### TASK
Copy every line of the material below word for word.

..............................

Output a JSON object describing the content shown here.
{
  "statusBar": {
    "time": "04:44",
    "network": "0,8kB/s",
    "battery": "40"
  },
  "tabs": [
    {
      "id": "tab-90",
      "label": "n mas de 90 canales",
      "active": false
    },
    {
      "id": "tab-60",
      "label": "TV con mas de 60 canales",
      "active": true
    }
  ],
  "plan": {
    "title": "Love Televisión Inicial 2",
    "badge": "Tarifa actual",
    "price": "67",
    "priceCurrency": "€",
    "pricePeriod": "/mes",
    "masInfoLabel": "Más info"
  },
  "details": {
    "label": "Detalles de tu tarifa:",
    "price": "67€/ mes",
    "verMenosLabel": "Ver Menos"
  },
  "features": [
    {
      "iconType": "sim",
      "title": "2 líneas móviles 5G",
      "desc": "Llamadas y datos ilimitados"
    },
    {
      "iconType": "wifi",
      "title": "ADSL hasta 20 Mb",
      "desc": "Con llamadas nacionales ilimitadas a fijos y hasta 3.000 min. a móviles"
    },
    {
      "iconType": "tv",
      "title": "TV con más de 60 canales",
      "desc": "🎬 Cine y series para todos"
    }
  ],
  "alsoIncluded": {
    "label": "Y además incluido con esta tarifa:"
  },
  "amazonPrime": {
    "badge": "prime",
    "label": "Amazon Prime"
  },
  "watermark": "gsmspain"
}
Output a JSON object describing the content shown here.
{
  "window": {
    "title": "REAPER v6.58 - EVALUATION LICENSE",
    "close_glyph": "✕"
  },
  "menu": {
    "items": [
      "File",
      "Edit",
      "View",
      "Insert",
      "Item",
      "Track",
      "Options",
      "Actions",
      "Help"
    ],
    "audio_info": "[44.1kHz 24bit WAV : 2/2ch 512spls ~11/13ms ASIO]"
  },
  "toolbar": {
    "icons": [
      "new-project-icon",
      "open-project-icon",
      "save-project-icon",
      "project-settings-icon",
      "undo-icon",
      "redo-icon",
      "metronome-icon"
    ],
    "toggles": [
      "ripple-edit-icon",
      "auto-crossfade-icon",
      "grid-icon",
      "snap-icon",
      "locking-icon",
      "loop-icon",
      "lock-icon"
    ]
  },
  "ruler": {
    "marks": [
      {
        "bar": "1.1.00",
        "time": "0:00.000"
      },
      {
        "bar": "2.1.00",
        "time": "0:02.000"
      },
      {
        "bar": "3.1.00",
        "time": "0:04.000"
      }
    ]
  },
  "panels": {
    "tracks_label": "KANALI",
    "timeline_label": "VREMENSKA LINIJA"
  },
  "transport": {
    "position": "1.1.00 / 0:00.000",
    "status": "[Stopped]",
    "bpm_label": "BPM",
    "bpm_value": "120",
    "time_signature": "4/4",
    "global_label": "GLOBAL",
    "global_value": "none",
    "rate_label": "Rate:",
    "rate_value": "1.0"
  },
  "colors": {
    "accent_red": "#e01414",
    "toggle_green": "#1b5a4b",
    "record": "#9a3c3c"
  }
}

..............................

### THE COMPLETED TASK
Output a JSON object describing the content shown here.
{
  "statusBar": {
    "time": "04:44",
    "network": "0,8kB/s",
    "battery": "40"
  },
  "tabs": [
    {
      "id": "tab-90",
      "label": "n mas de 90 canales",
      "active": false
    },
    {
      "id": "tab-60",
      "label": "TV con mas de 60 canales",
      "active": true
    }
  ],
  "plan": {
    "title": "Love Televisión Inicial 2",
    "badge": "Tarifa actual",
    "price": "67",
    "priceCurrency": "€",
    "pricePeriod": "/mes",
    "masInfoLabel": "Más info"
  },
  "details": {
    "label": "Detalles de tu tarifa:",
    "price": "67€/ mes",
    "verMenosLabel": "Ver Menos"
  },
  "features": [
    {
      "iconType": "sim",
      "title": "2 líneas móviles 5G",
      "desc": "Llamadas y datos ilimitados"
    },
    {
      "iconType": "wifi",
      "title": "ADSL hasta 20 Mb",
      "desc": "Con llamadas nacionales ilimitadas a fijos y hasta 3.000 min. a móviles"
    },
    {
      "iconType": "tv",
      "title": "TV con más de 60 canales",
      "desc": "🎬 Cine y series para todos"
    }
  ],
  "alsoIncluded": {
    "label": "Y además incluido con esta tarifa:"
  },
  "amazonPrime": {
    "badge": "prime",
    "label": "Amazon Prime"
  },
  "watermark": "gsmspain"
}
Output a JSON object describing the content shown here.
{
  "window": {
    "title": "REAPER v6.58 - EVALUATION LICENSE",
    "close_glyph": "✕"
  },
  "menu": {
    "items": [
      "File",
      "Edit",
      "View",
      "Insert",
      "Item",
      "Track",
      "Options",
      "Actions",
      "Help"
    ],
    "audio_info": "[44.1kHz 24bit WAV : 2/2ch 512spls ~11/13ms ASIO]"
  },
  "toolbar": {
    "icons": [
      "new-project-icon",
      "open-project-icon",
      "save-project-icon",
      "project-settings-icon",
      "undo-icon",
      "redo-icon",
      "metronome-icon"
    ],
    "toggles": [
      "ripple-edit-icon",
      "auto-crossfade-icon",
      "grid-icon",
      "snap-icon",
      "locking-icon",
      "loop-icon",
      "lock-icon"
    ]
  },
  "ruler": {
    "marks": [
      {
        "bar": "1.1.00",
        "time": "0:00.000"
      },
      {
        "bar": "2.1.00",
        "time": "0:02.000"
      },
      {
        "bar": "3.1.00",
        "time": "0:04.000"
      }
    ]
  },
  "panels": {
    "tracks_label": "KANALI",
    "timeline_label": "VREMENSKA LINIJA"
  },
  "transport": {
    "position": "1.1.00 / 0:00.000",
    "status": "[Stopped]",
    "bpm_label": "BPM",
    "bpm_value": "120",
    "time_signature": "4/4",
    "global_label": "GLOBAL",
    "global_value": "none",
    "rate_label": "Rate:",
    "rate_value": "1.0"
  },
  "colors": {
    "accent_red": "#e01414",
    "toggle_green": "#1b5a4b",
    "record": "#9a3c3c"
  }
}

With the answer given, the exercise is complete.